This paper takes as a starting point the proposition that social protection interventions involving food can be used to promote transformational change in family farming systems in sub-Saharan Africa. The purpose is to highlight the complexity of pathways to agricultural transformation associated with the seemingly simple idea of home-grown school feeding (HGSF), an idea that is increasingly held up as “win–win”.
By reviewing the HGSF literature and the main theories underpinning it – structured demand, localism, family farmer development – we expose areas of inconsistency across the literature and programmes as well as possible tensions that may arise in attempting to pursue both market and social objectives in the same initiative. The arguments presented herein aim to provide a basis for moving towards clarity on:
- a theory of change for HGSF programmes;
- the conditions under which HGSF programmes are more able to yield positive agricultural development outcomes and;
- an agenda for moving forward on research and impact evaluation.
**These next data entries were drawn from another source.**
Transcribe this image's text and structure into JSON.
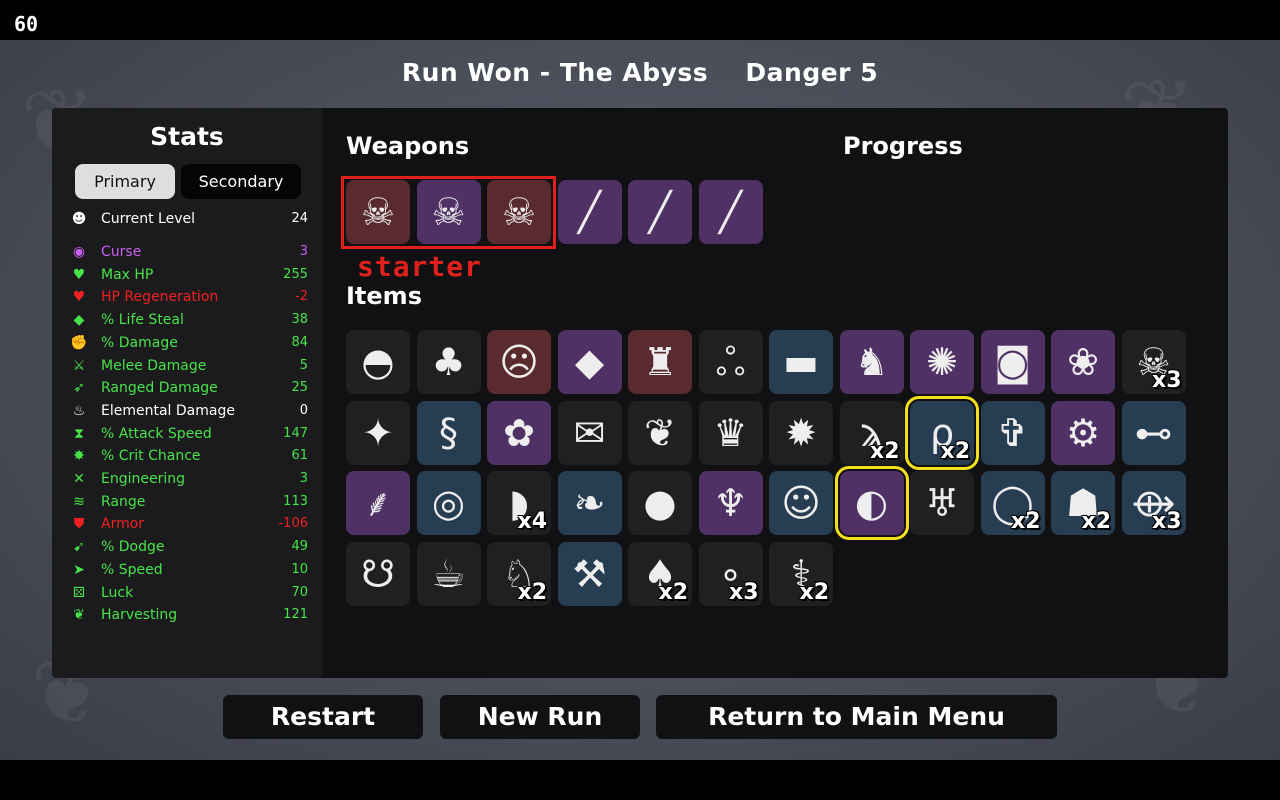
{
  "fps": "60",
  "header": {
    "title": "Run Won - The Abyss",
    "danger": "Danger 5"
  },
  "stats": {
    "title": "Stats",
    "tab_primary": "Primary",
    "tab_secondary": "Secondary",
    "rows": [
      {
        "label": "Current Level",
        "value": "24",
        "icon": "level-icon",
        "glyph": "☻",
        "color": "#ffffff",
        "value_color": "#ffffff"
      },
      {
        "label": "Curse",
        "value": "3",
        "icon": "curse-icon",
        "glyph": "◉",
        "color": "#c75ff0",
        "value_color": "#c75ff0"
      },
      {
        "label": "Max HP",
        "value": "255",
        "icon": "heart-icon",
        "glyph": "♥",
        "color": "#48e34a",
        "value_color": "#48e34a"
      },
      {
        "label": "HP Regeneration",
        "value": "-2",
        "icon": "hp-regen-icon",
        "glyph": "♥",
        "color": "#f02020",
        "value_color": "#f02020"
      },
      {
        "label": "% Life Steal",
        "value": "38",
        "icon": "life-steal-icon",
        "glyph": "◆",
        "color": "#48e34a",
        "value_color": "#48e34a"
      },
      {
        "label": "% Damage",
        "value": "84",
        "icon": "damage-icon",
        "glyph": "✊",
        "color": "#48e34a",
        "value_color": "#48e34a"
      },
      {
        "label": "Melee Damage",
        "value": "5",
        "icon": "sword-icon",
        "glyph": "⚔",
        "color": "#48e34a",
        "value_color": "#48e34a"
      },
      {
        "label": "Ranged Damage",
        "value": "25",
        "icon": "bow-icon",
        "glyph": "➶",
        "color": "#48e34a",
        "value_color": "#48e34a"
      },
      {
        "label": "Elemental Damage",
        "value": "0",
        "icon": "fire-icon",
        "glyph": "♨",
        "color": "#ffffff",
        "value_color": "#ffffff"
      },
      {
        "label": "% Attack Speed",
        "value": "147",
        "icon": "hourglass-icon",
        "glyph": "⧗",
        "color": "#48e34a",
        "value_color": "#48e34a"
      },
      {
        "label": "% Crit Chance",
        "value": "61",
        "icon": "crit-icon",
        "glyph": "✸",
        "color": "#48e34a",
        "value_color": "#48e34a"
      },
      {
        "label": "Engineering",
        "value": "3",
        "icon": "wrench-icon",
        "glyph": "✕",
        "color": "#48e34a",
        "value_color": "#48e34a"
      },
      {
        "label": "Range",
        "value": "113",
        "icon": "range-icon",
        "glyph": "≋",
        "color": "#48e34a",
        "value_color": "#48e34a"
      },
      {
        "label": "Armor",
        "value": "-106",
        "icon": "shield-icon",
        "glyph": "⛊",
        "color": "#f02020",
        "value_color": "#f02020"
      },
      {
        "label": "% Dodge",
        "value": "49",
        "icon": "dodge-icon",
        "glyph": "➹",
        "color": "#48e34a",
        "value_color": "#48e34a"
      },
      {
        "label": "% Speed",
        "value": "10",
        "icon": "boot-icon",
        "glyph": "➤",
        "color": "#48e34a",
        "value_color": "#48e34a"
      },
      {
        "label": "Luck",
        "value": "70",
        "icon": "dice-icon",
        "glyph": "⚄",
        "color": "#48e34a",
        "value_color": "#48e34a"
      },
      {
        "label": "Harvesting",
        "value": "121",
        "icon": "harvest-icon",
        "glyph": "❦",
        "color": "#48e34a",
        "value_color": "#48e34a"
      }
    ]
  },
  "weapons": {
    "title": "Weapons",
    "starter_label": "starter",
    "slots": [
      {
        "name": "skull-staff-icon",
        "glyph": "☠",
        "bg": "#5a2b2e"
      },
      {
        "name": "skull-staff-icon",
        "glyph": "☠",
        "bg": "#4f3166"
      },
      {
        "name": "skull-staff-icon",
        "glyph": "☠",
        "bg": "#5a2b2e"
      },
      {
        "name": "rocket-launcher-icon",
        "glyph": "╱",
        "bg": "#4f3166"
      },
      {
        "name": "rocket-launcher-icon",
        "glyph": "╱",
        "bg": "#4f3166"
      },
      {
        "name": "rocket-launcher-icon",
        "glyph": "╱",
        "bg": "#4f3166"
      }
    ]
  },
  "progress": {
    "title": "Progress"
  },
  "items": {
    "title": "Items",
    "slots": [
      {
        "name": "egg-icon",
        "glyph": "◓",
        "bg": "#202022",
        "count": ""
      },
      {
        "name": "tree-icon",
        "glyph": "♣",
        "bg": "#202022",
        "count": ""
      },
      {
        "name": "face-icon",
        "glyph": "☹",
        "bg": "#5a2b2e",
        "count": ""
      },
      {
        "name": "whetstone-icon",
        "glyph": "◆",
        "bg": "#4f3166",
        "count": ""
      },
      {
        "name": "red-cape-icon",
        "glyph": "♜",
        "bg": "#5a2b2e",
        "count": ""
      },
      {
        "name": "spiral-icon",
        "glyph": "ஃ",
        "bg": "#202022",
        "count": ""
      },
      {
        "name": "black-blob-icon",
        "glyph": "▬",
        "bg": "#273d52",
        "count": ""
      },
      {
        "name": "cat-icon",
        "glyph": "♞",
        "bg": "#4f3166",
        "count": ""
      },
      {
        "name": "peacock-icon",
        "glyph": "✺",
        "bg": "#4f3166",
        "count": ""
      },
      {
        "name": "jar-icon",
        "glyph": "◙",
        "bg": "#4f3166",
        "count": ""
      },
      {
        "name": "mouse-icon",
        "glyph": "❀",
        "bg": "#4f3166",
        "count": ""
      },
      {
        "name": "skull-icon",
        "glyph": "☠",
        "bg": "#202022",
        "count": "x3"
      },
      {
        "name": "dagger-icon",
        "glyph": "✦",
        "bg": "#202022",
        "count": ""
      },
      {
        "name": "worm-icon",
        "glyph": "§",
        "bg": "#273d52",
        "count": ""
      },
      {
        "name": "goldfish-icon",
        "glyph": "✿",
        "bg": "#4f3166",
        "count": ""
      },
      {
        "name": "banknote-icon",
        "glyph": "✉",
        "bg": "#202022",
        "count": ""
      },
      {
        "name": "butterfly-icon",
        "glyph": "❦",
        "bg": "#202022",
        "count": ""
      },
      {
        "name": "bat-icon",
        "glyph": "♛",
        "bg": "#202022",
        "count": ""
      },
      {
        "name": "dynamite-icon",
        "glyph": "✹",
        "bg": "#202022",
        "count": ""
      },
      {
        "name": "tentacle-icon",
        "glyph": "ϡ",
        "bg": "#202022",
        "count": "x2"
      },
      {
        "name": "black-whip-icon",
        "glyph": "ρ",
        "bg": "#273d52",
        "count": "x2",
        "highlight": true
      },
      {
        "name": "scarecrow-icon",
        "glyph": "✞",
        "bg": "#273d52",
        "count": ""
      },
      {
        "name": "tractor-icon",
        "glyph": "⚙",
        "bg": "#4f3166",
        "count": ""
      },
      {
        "name": "dumbbell-icon",
        "glyph": "⊷",
        "bg": "#273d52",
        "count": ""
      },
      {
        "name": "wheat-icon",
        "glyph": "⸙",
        "bg": "#4f3166",
        "count": ""
      },
      {
        "name": "spyglass-icon",
        "glyph": "◎",
        "bg": "#273d52",
        "count": ""
      },
      {
        "name": "fang-icon",
        "glyph": "◗",
        "bg": "#202022",
        "count": "x4"
      },
      {
        "name": "cocoon-icon",
        "glyph": "❧",
        "bg": "#273d52",
        "count": ""
      },
      {
        "name": "snowball-icon",
        "glyph": "●",
        "bg": "#202022",
        "count": ""
      },
      {
        "name": "demon-head-icon",
        "glyph": "♆",
        "bg": "#4f3166",
        "count": ""
      },
      {
        "name": "frog-icon",
        "glyph": "☺",
        "bg": "#273d52",
        "count": ""
      },
      {
        "name": "red-scarf-icon",
        "glyph": "◐",
        "bg": "#4f3166",
        "count": "",
        "highlight": true
      },
      {
        "name": "tooth-icon",
        "glyph": "♅",
        "bg": "#202022",
        "count": ""
      },
      {
        "name": "life-ring-icon",
        "glyph": "◯",
        "bg": "#273d52",
        "count": "x2"
      },
      {
        "name": "rock-pile-icon",
        "glyph": "☗",
        "bg": "#273d52",
        "count": "x2"
      },
      {
        "name": "fish-icon",
        "glyph": "⟴",
        "bg": "#273d52",
        "count": "x3"
      },
      {
        "name": "slug-icon",
        "glyph": "☋",
        "bg": "#202022",
        "count": ""
      },
      {
        "name": "coffee-cup-icon",
        "glyph": "☕",
        "bg": "#202022",
        "count": ""
      },
      {
        "name": "rabbit-icon",
        "glyph": "♘",
        "bg": "#202022",
        "count": "x2"
      },
      {
        "name": "wrench-tool-icon",
        "glyph": "⚒",
        "bg": "#273d52",
        "count": ""
      },
      {
        "name": "sack-icon",
        "glyph": "♠",
        "bg": "#202022",
        "count": "x2"
      },
      {
        "name": "pearls-icon",
        "glyph": "∘",
        "bg": "#202022",
        "count": "x3"
      },
      {
        "name": "syringe-icon",
        "glyph": "⚕",
        "bg": "#202022",
        "count": "x2"
      }
    ]
  },
  "buttons": {
    "restart": "Restart",
    "new_run": "New Run",
    "main_menu": "Return to Main Menu"
  }
}
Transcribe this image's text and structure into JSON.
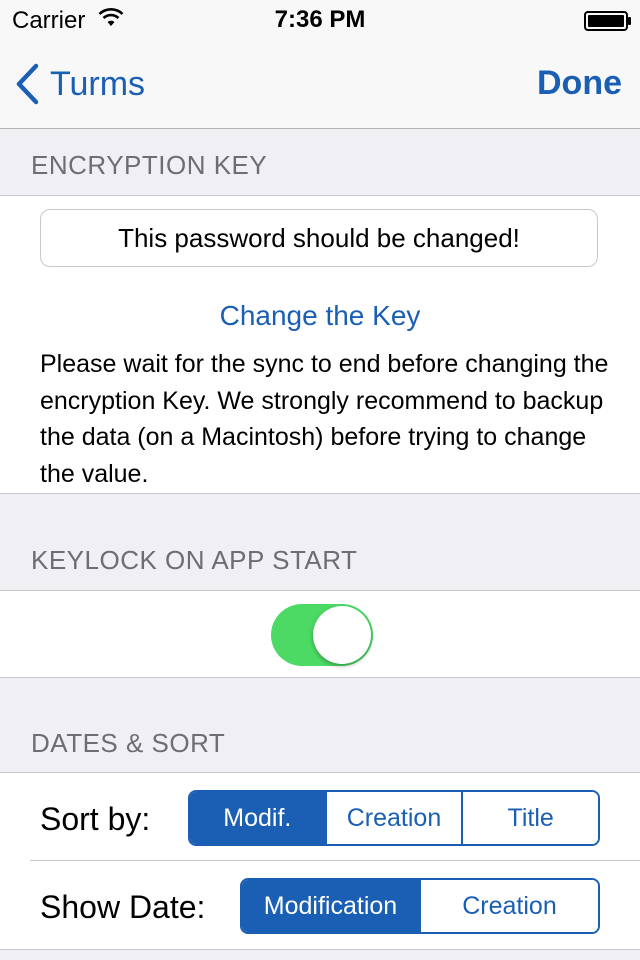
{
  "status_bar": {
    "carrier": "Carrier",
    "time": "7:36 PM",
    "wifi_icon": "wifi-icon",
    "battery_icon": "battery-icon"
  },
  "nav": {
    "back_label": "Turms",
    "done_label": "Done",
    "back_icon": "chevron-left-icon"
  },
  "encryption": {
    "header": "ENCRYPTION KEY",
    "password_value": "This password should be changed!",
    "change_key_label": "Change the Key",
    "help_text": "Please wait for the sync to end before changing the encryption Key. We strongly recommend to backup the data (on a Macintosh) before trying to change the value."
  },
  "keylock": {
    "header": "KEYLOCK ON APP START",
    "enabled": true
  },
  "dates_sort": {
    "header": "DATES & SORT",
    "sort_by_label": "Sort by:",
    "sort_options": [
      "Modif.",
      "Creation",
      "Title"
    ],
    "sort_selected": "Modif.",
    "show_date_label": "Show Date:",
    "date_options": [
      "Modification",
      "Creation"
    ],
    "date_selected": "Modification"
  },
  "colors": {
    "accent": "#1a5fb4",
    "toggle_on": "#4cd964",
    "background": "#efeff4",
    "section_header": "#6d6d72"
  }
}
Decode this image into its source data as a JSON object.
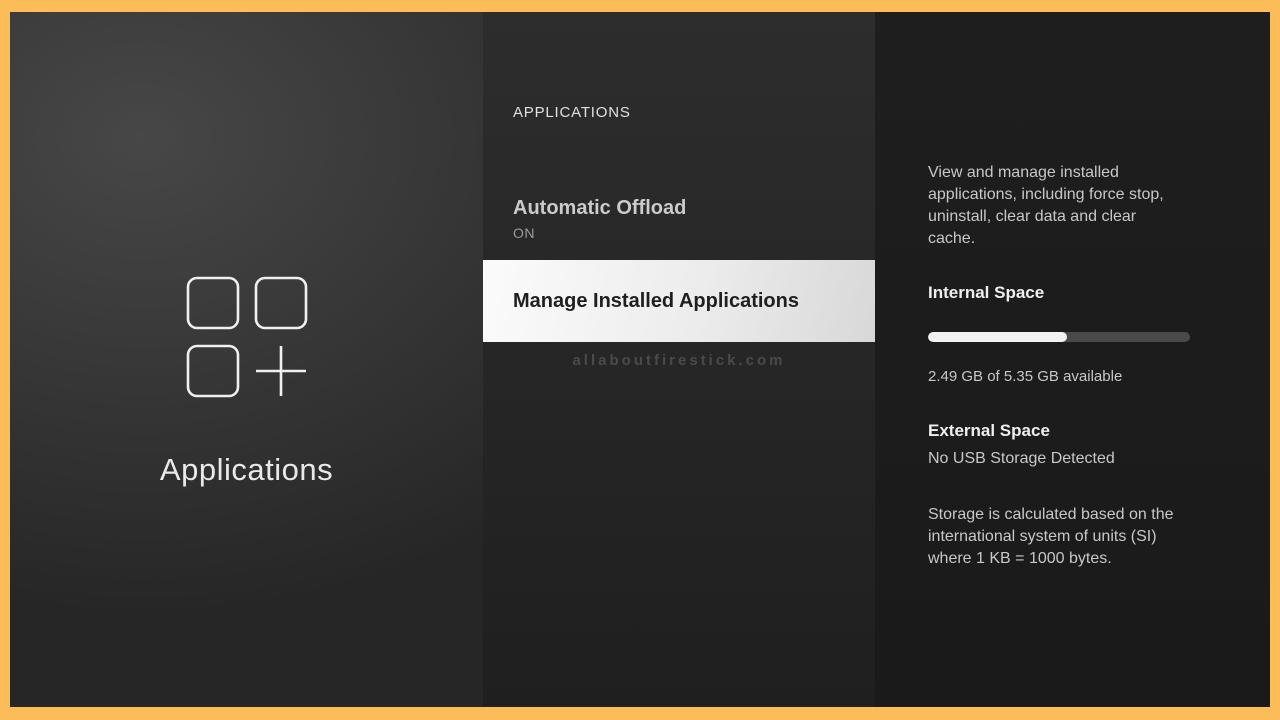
{
  "colors": {
    "frame": "#fcbd59",
    "selected_row_bg": "#ececec",
    "progress_fill": "#f2f2f2",
    "progress_track": "#4a4a4a"
  },
  "left_panel": {
    "icon": "apps-grid-plus",
    "title": "Applications"
  },
  "menu": {
    "header": "APPLICATIONS",
    "items": [
      {
        "label": "Automatic Offload",
        "status": "ON",
        "selected": false
      },
      {
        "label": "Manage Installed Applications",
        "selected": true
      }
    ]
  },
  "watermark": "allaboutfirestick.com",
  "details": {
    "description": "View and manage installed applications, including force stop, uninstall, clear data and clear cache.",
    "internal_space": {
      "label": "Internal Space",
      "available": "2.49 GB of 5.35 GB available",
      "progress_percent": 53
    },
    "external_space": {
      "label": "External Space",
      "status": "No USB Storage Detected"
    },
    "note": "Storage is calculated based on the international system of units (SI) where 1 KB = 1000 bytes."
  }
}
This research agenda also speaks more broadly to important under-researched areas within the general social protection and agricultural development discourse.